Coffee may be more famous for being a drink that perks you up whether in the morning, mid-afternoon or in the evening. But medical experts have found more benefits to drinking coffee other than what most people know of.
For one thing, it also helps promote a healthy weight. Medical researcher Chris Kilham who’s also an author and founder of Medicine Hunter Inc. said that drinking coffee after a meal aids in digestion. This means coffee helps the body slowly process the meal you just consumed.
Cornell University professional of nutritional science David Levitsky also agreed saying that caffeine lowers the rate at which the stomach dumps consumed food into the duodenum where digestion occurs. He added that coffee helps increase the body’s metabolism as well.

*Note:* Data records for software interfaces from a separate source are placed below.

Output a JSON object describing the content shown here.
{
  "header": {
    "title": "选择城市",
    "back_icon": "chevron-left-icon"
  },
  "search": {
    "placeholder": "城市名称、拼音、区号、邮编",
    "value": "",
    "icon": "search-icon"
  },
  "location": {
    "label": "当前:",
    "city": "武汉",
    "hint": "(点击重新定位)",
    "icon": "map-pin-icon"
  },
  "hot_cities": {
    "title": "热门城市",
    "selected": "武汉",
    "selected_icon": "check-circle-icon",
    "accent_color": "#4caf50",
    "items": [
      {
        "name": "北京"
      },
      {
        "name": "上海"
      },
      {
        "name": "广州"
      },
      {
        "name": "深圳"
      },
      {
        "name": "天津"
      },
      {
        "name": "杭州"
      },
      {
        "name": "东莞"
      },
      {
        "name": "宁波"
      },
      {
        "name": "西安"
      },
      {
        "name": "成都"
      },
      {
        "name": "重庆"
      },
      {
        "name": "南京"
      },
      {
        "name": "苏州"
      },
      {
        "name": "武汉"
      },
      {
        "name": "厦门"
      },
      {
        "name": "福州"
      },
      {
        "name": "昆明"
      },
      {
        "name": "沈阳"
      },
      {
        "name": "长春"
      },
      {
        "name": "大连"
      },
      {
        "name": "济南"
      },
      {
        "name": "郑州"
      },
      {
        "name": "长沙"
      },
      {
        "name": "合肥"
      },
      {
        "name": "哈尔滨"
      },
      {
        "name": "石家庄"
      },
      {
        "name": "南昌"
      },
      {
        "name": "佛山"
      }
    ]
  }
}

If you’re the type of person who frequent suffers from hunger pangs while on a diet, drinking coffee can help control your appetite. Whether you choose the caffeinated or the decaffeinated one, the effect is the same, according to Precision Nutrition’s Jennifer Kosio.
To be the on the safe side, though, a decaf coffee would do you good in controlling your hunger.
To better understand how coffee suppresses a person’s appetite, the Mayo Clinic explains that it is through the results of water loss from caffeine consumption or calorie-burning. The process is known as thermogenesis which occurs when the body generates heat and energy from digesting food. However, the result is only temporary.
When a person engages in exercise, caffeine can help in different ways. It may increase the release of free fatty acids in the bloodstream which enables you to work harder on your exercise and do it longer.
Caffeine can also boost your energy and help you focus morer on your training session. This is because your natural neurotransmitters such as serotonin, dopamine and acetylcholine are functioning well during this time. Additionally, adrenaline is released thereby pumping more blood flow to your muscles.
Interestingly, contrary to what many people believe, coffee is not addictive. Medical experts are one in saying that caffeine is only a mild stimulant and even the World Health Organization has said that it should not be compared to drug addiction. University of California director of sports nutrition Dr. Liz Applegate pointed out that frequent coffee drinkers such as those that drink up to six small cups of coffee daily) may feel irritable and experience fatigue if they lower their coffee consumption but they can resolve themselves after a few days.
Just make sure to avoid sugar in your coffee. Choose a regular black coffee or espresso which is free from calories. Coffee drinks that contain sugar or those containing cream, whole milk and syrup, can contain a lot of calories. As an example, a large mocha can contain between 400 and 580 calories compared to an iced cappuccino with syrup that can only have over 600.